**Task brief**
Go through the entries below and copy every line that holds the word "Framework".

Component data from apps and pages
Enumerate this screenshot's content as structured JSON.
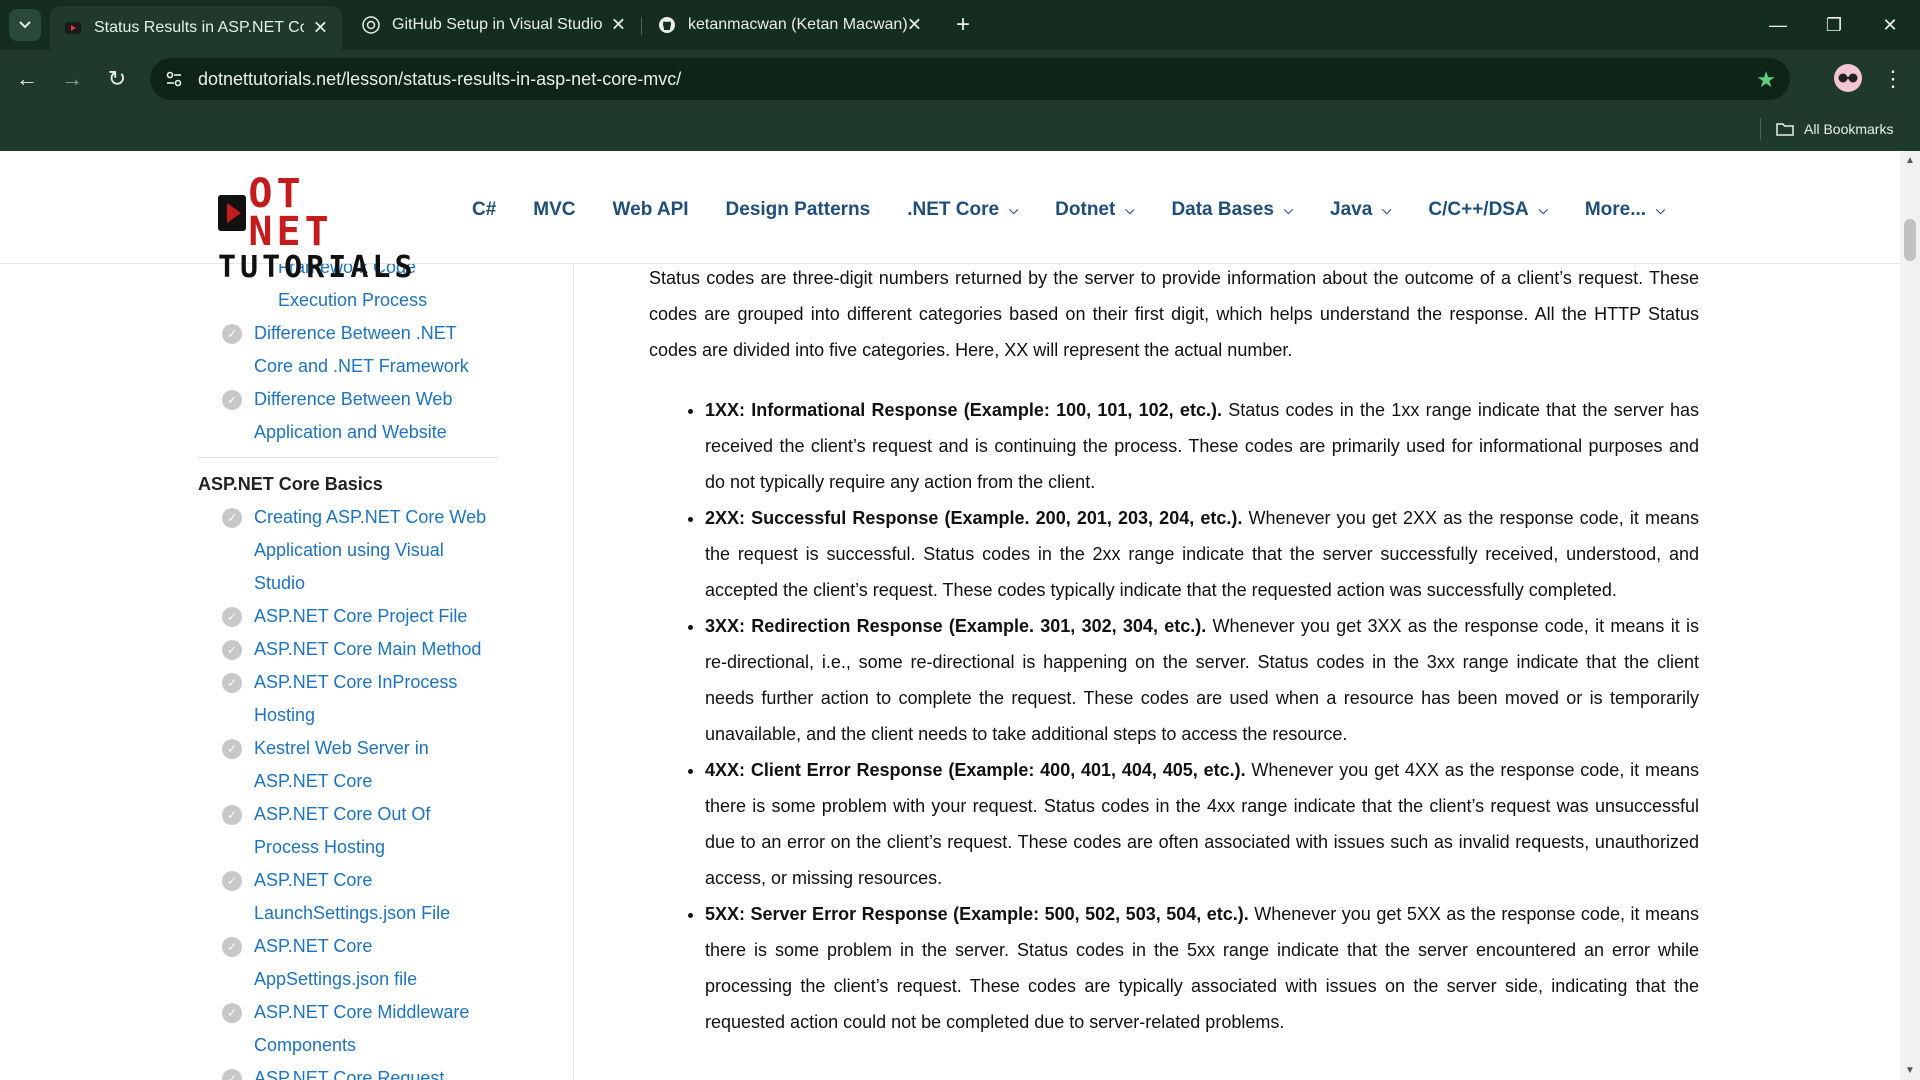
{
  "browser": {
    "tabs": [
      {
        "title": "Status Results in ASP.NET Core",
        "active": true
      },
      {
        "title": "GitHub Setup in Visual Studio",
        "active": false
      },
      {
        "title": "ketanmacwan (Ketan Macwan)",
        "active": false
      }
    ],
    "url": "dotnettutorials.net/lesson/status-results-in-asp-net-core-mvc/",
    "bookmarks_label": "All Bookmarks",
    "accent": "#5fd17d"
  },
  "site": {
    "logo": {
      "line1": "OT NET",
      "line2": "TUTORIALS"
    },
    "nav": [
      {
        "label": "C#",
        "dropdown": false
      },
      {
        "label": "MVC",
        "dropdown": false
      },
      {
        "label": "Web API",
        "dropdown": false
      },
      {
        "label": "Design Patterns",
        "dropdown": false
      },
      {
        "label": ".NET Core",
        "dropdown": true
      },
      {
        "label": "Dotnet",
        "dropdown": true
      },
      {
        "label": "Data Bases",
        "dropdown": true
      },
      {
        "label": "Java",
        "dropdown": true
      },
      {
        "label": "C/C++/DSA",
        "dropdown": true
      },
      {
        "label": "More...",
        "dropdown": true
      }
    ]
  },
  "sidebar": {
    "top_items": [
      {
        "label": "Framework Code Execution Process"
      },
      {
        "label": "Difference Between .NET Core and .NET Framework"
      },
      {
        "label": "Difference Between Web Application and Website"
      }
    ],
    "section_heading": "ASP.NET Core Basics",
    "items": [
      {
        "label": "Creating ASP.NET Core Web Application using Visual Studio"
      },
      {
        "label": "ASP.NET Core Project File"
      },
      {
        "label": "ASP.NET Core Main Method"
      },
      {
        "label": "ASP.NET Core InProcess Hosting"
      },
      {
        "label": "Kestrel Web Server in ASP.NET Core"
      },
      {
        "label": "ASP.NET Core Out Of Process Hosting"
      },
      {
        "label": "ASP.NET Core LaunchSettings.json File"
      },
      {
        "label": "ASP.NET Core AppSettings.json file"
      },
      {
        "label": "ASP.NET Core Middleware Components"
      },
      {
        "label": "ASP.NET Core Request"
      }
    ]
  },
  "article": {
    "intro": "Status codes are three-digit numbers returned by the server to provide information about the outcome of a client’s request. These codes are grouped into different categories based on their first digit, which helps understand the response. All the HTTP Status codes are divided into five categories. Here, XX will represent the actual number.",
    "list": [
      {
        "bold": "1XX: Informational Response (Example: 100, 101, 102, etc.).",
        "text": " Status codes in the 1xx range indicate that the server has received the client’s request and is continuing the process. These codes are primarily used for informational purposes and do not typically require any action from the client."
      },
      {
        "bold": "2XX: Successful Response (Example. 200, 201, 203, 204, etc.).",
        "text": " Whenever you get 2XX as the response code, it means the request is successful. Status codes in the 2xx range indicate that the server successfully received, understood, and accepted the client’s request. These codes typically indicate that the requested action was successfully completed."
      },
      {
        "bold": "3XX: Redirection Response (Example. 301, 302, 304, etc.).",
        "text": " Whenever you get 3XX as the response code, it means it is re-directional, i.e., some re-directional is happening on the server. Status codes in the 3xx range indicate that the client needs further action to complete the request. These codes are used when a resource has been moved or is temporarily unavailable, and the client needs to take additional steps to access the resource."
      },
      {
        "bold": "4XX: Client Error Response (Example: 400, 401, 404, 405, etc.).",
        "text": " Whenever you get 4XX as the response code, it means there is some problem with your request. Status codes in the 4xx range indicate that the client’s request was unsuccessful due to an error on the client’s request. These codes are often associated with issues such as invalid requests, unauthorized access, or missing resources."
      },
      {
        "bold": "5XX: Server Error Response (Example: 500, 502, 503, 504, etc.).",
        "text": " Whenever you get 5XX as the response code, it means there is some problem in the server. Status codes in the 5xx range indicate that the server encountered an error while processing the client’s request. These codes are typically associated with issues on the server side, indicating that the requested action could not be completed due to server-related problems."
      }
    ]
  }
}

**Output for this task**
        "label": "Framework Code Execution Process"
        "label": "Difference Between .NET Core and .NET Framework"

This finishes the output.